Timing and cleanliness affected by loudness in the mix?

Discussion in 'General Instruction [BG]' started by Tupac, Jul 10, 2013.

  1. Tupac


    May 5, 2011
    Do you guys notice any correlation between your timing and cleanliness when turned up or down in a mix? I found that my timing sounds the best when put down in the mix because I can clearly hear all the drum hits, but it sounds very unclean obviously because I can't detect when I make flubs or ringing strings. How can I learn to play just as well regardless of volume?
  2. worxforme

    worxforme Self Actualized Bad Speller

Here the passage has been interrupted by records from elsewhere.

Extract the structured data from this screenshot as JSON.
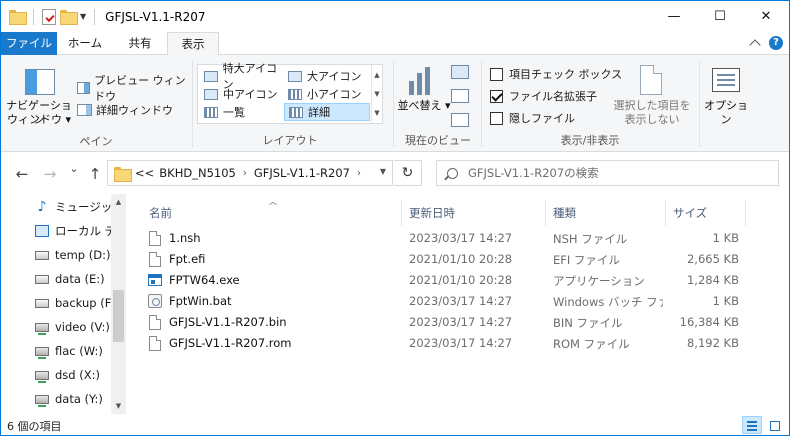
{
  "window": {
    "title": "GFJSL-V1.1-R207",
    "controls": {
      "minimize": "—",
      "maximize": "☐",
      "close": "✕"
    }
  },
  "quick_access": {
    "icons": [
      "folder-icon",
      "properties-check-icon",
      "new-folder-icon",
      "dropdown-icon"
    ]
  },
  "ribbon_tabs": [
    {
      "label": "ファイル",
      "active": false,
      "accent": "#1979ca"
    },
    {
      "label": "ホーム",
      "active": false
    },
    {
      "label": "共有",
      "active": false
    },
    {
      "label": "表示",
      "active": true
    }
  ],
  "ribbon": {
    "pane_group": {
      "nav_pane_label": "ナビゲーション",
      "nav_pane_label2": "ウィンドウ",
      "preview_label": "プレビュー ウィンドウ",
      "details_label": "詳細ウィンドウ",
      "group_label": "ペイン"
    },
    "layout_group": {
      "items": [
        {
          "label": "特大アイコン",
          "selected": false
        },
        {
          "label": "大アイコン",
          "selected": false
        },
        {
          "label": "中アイコン",
          "selected": false
        },
        {
          "label": "小アイコン",
          "selected": false
        },
        {
          "label": "一覧",
          "selected": false
        },
        {
          "label": "詳細",
          "selected": true
        }
      ],
      "group_label": "レイアウト"
    },
    "current_view_group": {
      "sort_label": "並べ替え",
      "group_label": "現在のビュー"
    },
    "show_hide_group": {
      "checkboxes": [
        {
          "label": "項目チェック ボックス",
          "checked": false
        },
        {
          "label": "ファイル名拡張子",
          "checked": true
        },
        {
          "label": "隠しファイル",
          "checked": false
        }
      ],
      "hide_selected_label": "選択した項目を",
      "hide_selected_label2": "表示しない",
      "group_label": "表示/非表示"
    },
    "options": {
      "label": "オプション"
    }
  },
  "navigation": {
    "back": "←",
    "forward": "→",
    "recent": "⌄",
    "up": "↑",
    "breadcrumb": [
      "<<",
      "BKHD_N5105",
      "GFJSL-V1.1-R207"
    ],
    "refresh": "↻",
    "search_placeholder": "GFJSL-V1.1-R207の検索"
  },
  "nav_pane": {
    "items": [
      {
        "label": "ミュージック",
        "icon": "music-icon"
      },
      {
        "label": "ローカル ディ",
        "icon": "local-disk-icon"
      },
      {
        "label": "temp (D:)",
        "icon": "drive-icon"
      },
      {
        "label": "data (E:)",
        "icon": "drive-icon"
      },
      {
        "label": "backup (F:",
        "icon": "drive-icon"
      },
      {
        "label": "video (V:)",
        "icon": "network-drive-icon"
      },
      {
        "label": "flac (W:)",
        "icon": "network-drive-icon"
      },
      {
        "label": "dsd (X:)",
        "icon": "network-drive-icon"
      },
      {
        "label": "data (Y:)",
        "icon": "network-drive-icon"
      }
    ]
  },
  "file_list": {
    "columns": [
      "名前",
      "更新日時",
      "種類",
      "サイズ"
    ],
    "rows": [
      {
        "name": "1.nsh",
        "date": "2023/03/17 14:27",
        "type": "NSH ファイル",
        "size": "1 KB",
        "icon": "file-icon"
      },
      {
        "name": "Fpt.efi",
        "date": "2021/01/10 20:28",
        "type": "EFI ファイル",
        "size": "2,665 KB",
        "icon": "file-icon"
      },
      {
        "name": "FPTW64.exe",
        "date": "2021/01/10 20:28",
        "type": "アプリケーション",
        "size": "1,284 KB",
        "icon": "exe-icon"
      },
      {
        "name": "FptWin.bat",
        "date": "2023/03/17 14:27",
        "type": "Windows バッチ ファ...",
        "size": "1 KB",
        "icon": "bat-icon"
      },
      {
        "name": "GFJSL-V1.1-R207.bin",
        "date": "2023/03/17 14:27",
        "type": "BIN ファイル",
        "size": "16,384 KB",
        "icon": "file-icon"
      },
      {
        "name": "GFJSL-V1.1-R207.rom",
        "date": "2023/03/17 14:27",
        "type": "ROM ファイル",
        "size": "8,192 KB",
        "icon": "file-icon"
      }
    ]
  },
  "status": {
    "item_count": "6 個の項目"
  }
}
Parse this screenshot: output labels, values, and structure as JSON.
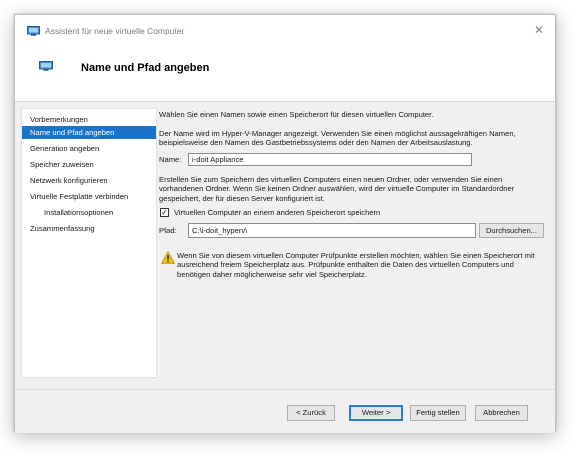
{
  "window": {
    "title": "Assistent für neue virtuelle Computer",
    "close_glyph": "✕",
    "icon": "vm-icon"
  },
  "header": {
    "title": "Name und Pfad angeben",
    "icon": "vm-icon"
  },
  "nav": {
    "items": [
      {
        "label": "Vorbemerkungen",
        "active": false,
        "sub": false
      },
      {
        "label": "Name und Pfad angeben",
        "active": true,
        "sub": false
      },
      {
        "label": "Generation angeben",
        "active": false,
        "sub": false
      },
      {
        "label": "Speicher zuweisen",
        "active": false,
        "sub": false
      },
      {
        "label": "Netzwerk konfigurieren",
        "active": false,
        "sub": false
      },
      {
        "label": "Virtuelle Festplatte verbinden",
        "active": false,
        "sub": false
      },
      {
        "label": "Installationsoptionen",
        "active": false,
        "sub": true
      },
      {
        "label": "Zusammenfassung",
        "active": false,
        "sub": false
      }
    ]
  },
  "content": {
    "intro": "Wählen Sie einen Namen sowie einen Speicherort für diesen virtuellen Computer.",
    "name_hint": "Der Name wird im Hyper-V-Manager angezeigt. Verwenden Sie einen möglichst aussagekräftigen Namen, beispielsweise den Namen des Gastbetriebssystems oder den Namen der Arbeitsauslastung.",
    "name_label": "Name:",
    "name_value": "i-doit Appliance",
    "folder_hint": "Erstellen Sie zum Speichern des virtuellen Computers einen neuen Ordner, oder verwenden Sie einen vorhandenen Ordner. Wenn Sie keinen Ordner auswählen, wird der virtuelle Computer im Standardordner gespeichert, der für diesen Server konfiguriert ist.",
    "store_elsewhere_label": "Virtuellen Computer an einem anderen Speicherort speichern",
    "store_elsewhere_checked": true,
    "path_label": "Pfad:",
    "path_value": "C:\\i-doit_hyperv\\",
    "browse_label": "Durchsuchen...",
    "warning_text": "Wenn Sie von diesem virtuellen Computer Prüfpunkte erstellen möchten, wählen Sie einen Speicherort mit ausreichend freiem Speicherplatz aus. Prüfpunkte enthalten die Daten des virtuellen Computers und benötigen daher möglicherweise sehr viel Speicherplatz."
  },
  "footer": {
    "back_label": "< Zurück",
    "next_label": "Weiter >",
    "finish_label": "Fertig stellen",
    "cancel_label": "Abbrechen"
  },
  "colors": {
    "accent": "#1a73c9",
    "background": "#f0f0f0",
    "warning": "#f2c200"
  }
}
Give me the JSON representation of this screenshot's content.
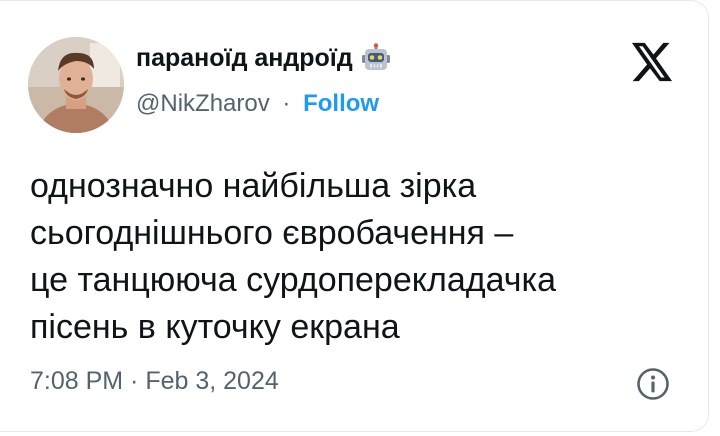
{
  "author": {
    "display_name": "параноїд андроїд",
    "badge_emoji_icon": "robot-face-icon",
    "handle": "@NikZharov",
    "separator": "·",
    "follow_label": "Follow"
  },
  "platform_icon": "x-logo-icon",
  "tweet": {
    "lines": [
      "однозначно найбільша зірка",
      "сьогоднішнього євробачення –",
      "це танцююча сурдоперекладачка",
      "пісень в куточку екрана"
    ]
  },
  "meta": {
    "timestamp": "7:08 PM · Feb 3, 2024",
    "info_icon": "info-icon"
  },
  "colors": {
    "accent": "#1d9bf0",
    "text_primary": "#0f1419",
    "text_secondary": "#536471"
  }
}
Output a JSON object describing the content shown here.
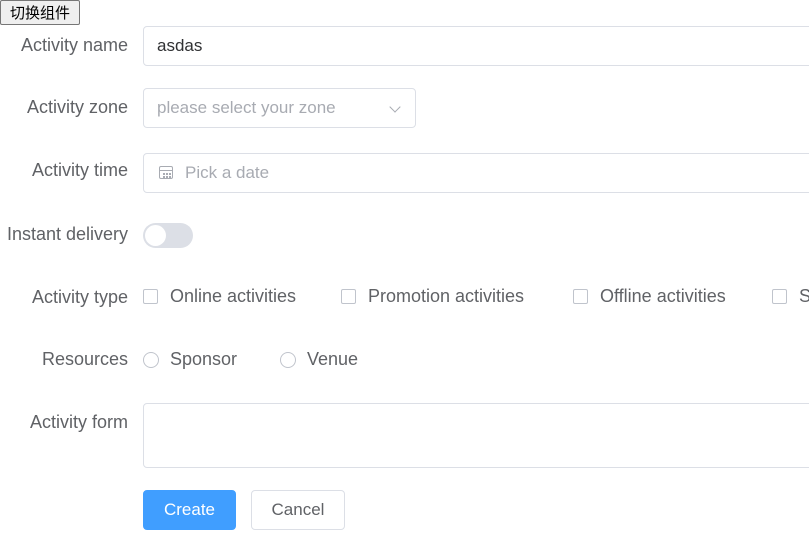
{
  "toolbar": {
    "switch_label": "切换组件"
  },
  "form": {
    "name": {
      "label": "Activity name",
      "value": "asdas"
    },
    "zone": {
      "label": "Activity zone",
      "placeholder": "please select your zone"
    },
    "time": {
      "label": "Activity time",
      "placeholder": "Pick a date"
    },
    "delivery": {
      "label": "Instant delivery",
      "enabled": false
    },
    "type": {
      "label": "Activity type",
      "options": [
        "Online activities",
        "Promotion activities",
        "Offline activities",
        "S"
      ]
    },
    "resources": {
      "label": "Resources",
      "options": [
        "Sponsor",
        "Venue"
      ]
    },
    "form_desc": {
      "label": "Activity form",
      "value": ""
    },
    "actions": {
      "create": "Create",
      "cancel": "Cancel"
    }
  },
  "colors": {
    "primary": "#409eff",
    "border": "#dcdfe6",
    "text": "#606266",
    "placeholder": "#a8abb2"
  }
}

    Dec 10, 2009
    LAnsing MI
    For me it was practice.... both practicing with a metronome and playing along with the songs until they just became second nature and then your in the flow.
  3. 20db pad

    20db pad

    Feb 11, 2003
    I been everywhere, man...
    None. At all.
    If your timing and cleanliness are affected by volume, you have work to do with ensembles as well as alone with a metronome. There is no shortcut, it only comes with experience, work, and time. Out in the performing world, you'll never have as much control over your volume and tone as you think and you still have to perform well regardless.
  4. Bent77


    Mar 6, 2013
    Desert, Colorado
    When you practice at home, unplug. I have caught several things I do wrong when the amp is off...
  5. puddin tame

    puddin tame Guest

    Aug 14, 2010
    You're probably just as band when you're quiet but you just can't hear it. The answer is a lot of practice and general experience to improve
  6. Tupac


    May 5, 2011
    I've found that that really makes me sloppy. I always noodle around while watching TV and when I plug in, I realize how sloppy I sound. You can barely hear any nuances when unplugged.
  7. Rockin Mike

    Rockin Mike

    May 27, 2011
    Practicing with a headphone amp can really show you where you need to clean up. and most of them have a jack where you can mix in a metronome or music player to work on your timing.
  8. Regardless of volume ---- I think you must be able to hear yourself. Read on..... for how we do this.

    I need (like) to hear myself, the drummer and the lead vocalist. To do that we each have this monitor (Sorry do not know it's name or what it is called beyond monitor.) where I can control the volume of each instrument or voice to my stage monitor, i.e. 12 different inputs to my monitor on stage. For example:

    Mike's rhythm guitar #1.
    Mike's voice #2.
    Sharon's keyboard #3.
    Sharon's voice #4.
    Sallie's keyboard # 5
    Sallie's voice #6
    John's Drums #7.
    David's lead guitar #8
    David's voice #9.
    My bass #10.
    Guest instrument #11.
    Guest voice # 12.
    If I'm having trouble hearing what I'm doing I can increase the volume on # 10. If I need to increase or decrease one of the other inputs I can -- and it does not affect the house mix that is controlled by the sound person through the sound board.

    So ---- my point. If it was not important that we know what we sound like no one would have invented that monitor I talked about. Yes, you gotta hear what you are doing - one way or the other, so you can keep the good stuff coming.

    There are all kinds of aids that allow you to hear yourself - within the mix. The guys have already mentioned a few, talk to your local music store and see what they recommend. Perhaps an ear bud from your amp.